=== Begin Enclosure ===

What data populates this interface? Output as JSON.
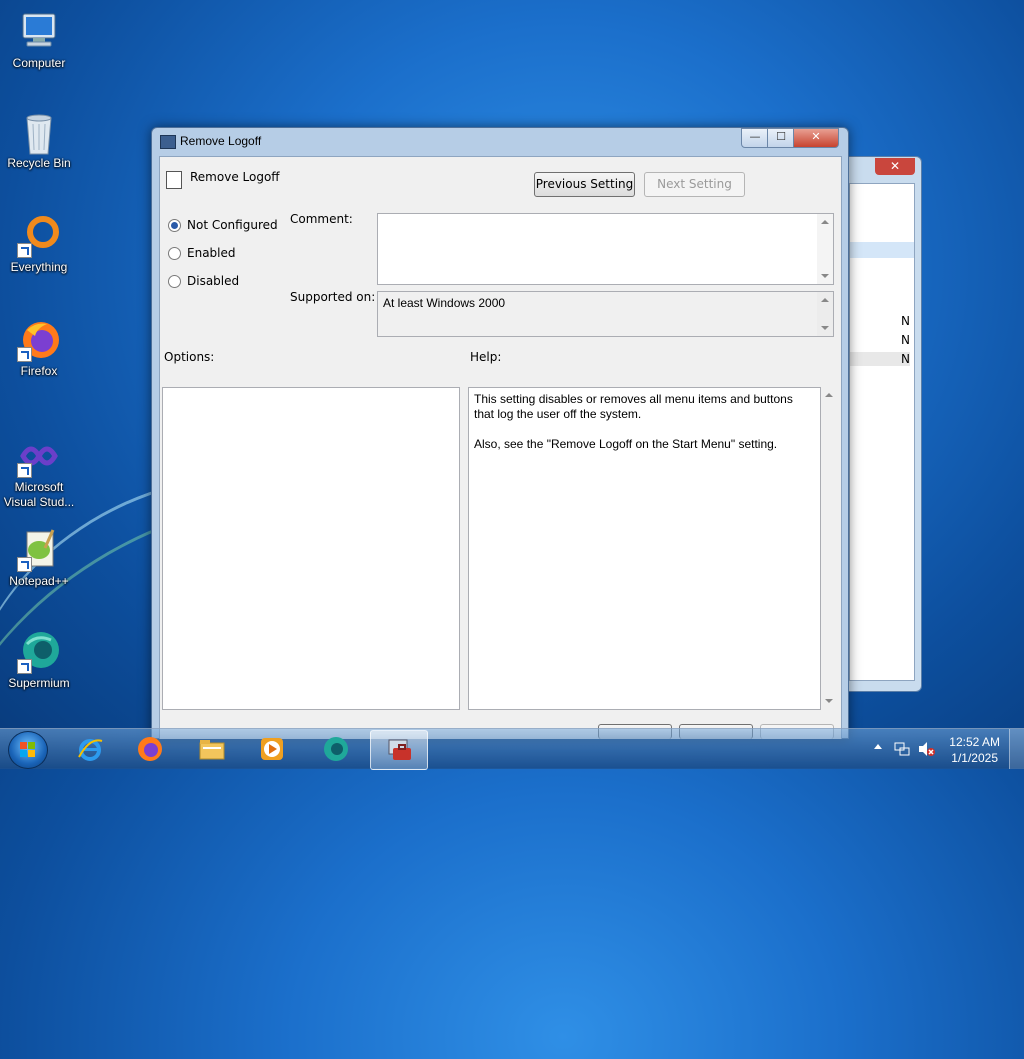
{
  "desktop": {
    "icons": [
      {
        "label": "Computer"
      },
      {
        "label": "Recycle Bin"
      },
      {
        "label": "Everything"
      },
      {
        "label": "Firefox"
      },
      {
        "label": "Microsoft Visual Stud..."
      },
      {
        "label": "Notepad++"
      },
      {
        "label": "Supermium"
      }
    ]
  },
  "background_window": {
    "close_symbol": "✕",
    "row_values": [
      "N",
      "N",
      "N"
    ]
  },
  "dialog": {
    "title": "Remove Logoff",
    "window_controls": {
      "minimize": "—",
      "maximize": "☐",
      "close": "✕"
    },
    "setting_name": "Remove Logoff",
    "previous_label": "Previous Setting",
    "next_label": "Next Setting",
    "options_state": {
      "not_configured": "Not Configured",
      "enabled": "Enabled",
      "disabled": "Disabled",
      "selected": "not_configured"
    },
    "comment_label": "Comment:",
    "comment_value": "",
    "supported_label": "Supported on:",
    "supported_value": "At least Windows 2000",
    "options_label": "Options:",
    "help_label": "Help:",
    "help_text": "This setting disables or removes all menu items and buttons that log the user off the system.\n\nAlso, see the \"Remove Logoff on the Start Menu\" setting."
  },
  "taskbar": {
    "clock_time": "12:52 AM",
    "clock_date": "1/1/2025",
    "pinned": [
      "internet-explorer-icon",
      "firefox-icon",
      "file-explorer-icon",
      "media-player-icon",
      "supermium-icon",
      "group-policy-editor-icon"
    ]
  },
  "colors": {
    "desktop_blue": "#1b6fcb",
    "window_frame": "#b6cde6",
    "close_red": "#c7432f"
  }
}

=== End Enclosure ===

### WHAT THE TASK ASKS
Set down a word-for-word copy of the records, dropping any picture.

### ANSWER FOR THE TASK
What data populates this interface? Output as JSON.
{
  "desktop": {
    "icons": [
      {
        "label": "Computer"
      },
      {
        "label": "Recycle Bin"
      },
      {
        "label": "Everything"
      },
      {
        "label": "Firefox"
      },
      {
        "label": "Microsoft Visual Stud..."
      },
      {
        "label": "Notepad++"
      },
      {
        "label": "Supermium"
      }
    ]
  },
  "background_window": {
    "close_symbol": "✕",
    "row_values": [
      "N",
      "N",
      "N"
    ]
  },
  "dialog": {
    "title": "Remove Logoff",
    "window_controls": {
      "minimize": "—",
      "maximize": "☐",
      "close": "✕"
    },
    "setting_name": "Remove Logoff",
    "previous_label": "Previous Setting",
    "next_label": "Next Setting",
    "options_state": {
      "not_configured": "Not Configured",
      "enabled": "Enabled",
      "disabled": "Disabled",
      "selected": "not_configured"
    },
    "comment_label": "Comment:",
    "comment_value": "",
    "supported_label": "Supported on:",
    "supported_value": "At least Windows 2000",
    "options_label": "Options:",
    "help_label": "Help:",
    "help_text": "This setting disables or removes all menu items and buttons that log the user off the system.\n\nAlso, see the \"Remove Logoff on the Start Menu\" setting."
  },
  "taskbar": {
    "clock_time": "12:52 AM",
    "clock_date": "1/1/2025",
    "pinned": [
      "internet-explorer-icon",
      "firefox-icon",
      "file-explorer-icon",
      "media-player-icon",
      "supermium-icon",
      "group-policy-editor-icon"
    ]
  },
  "colors": {
    "desktop_blue": "#1b6fcb",
    "window_frame": "#b6cde6",
    "close_red": "#c7432f"
  }
}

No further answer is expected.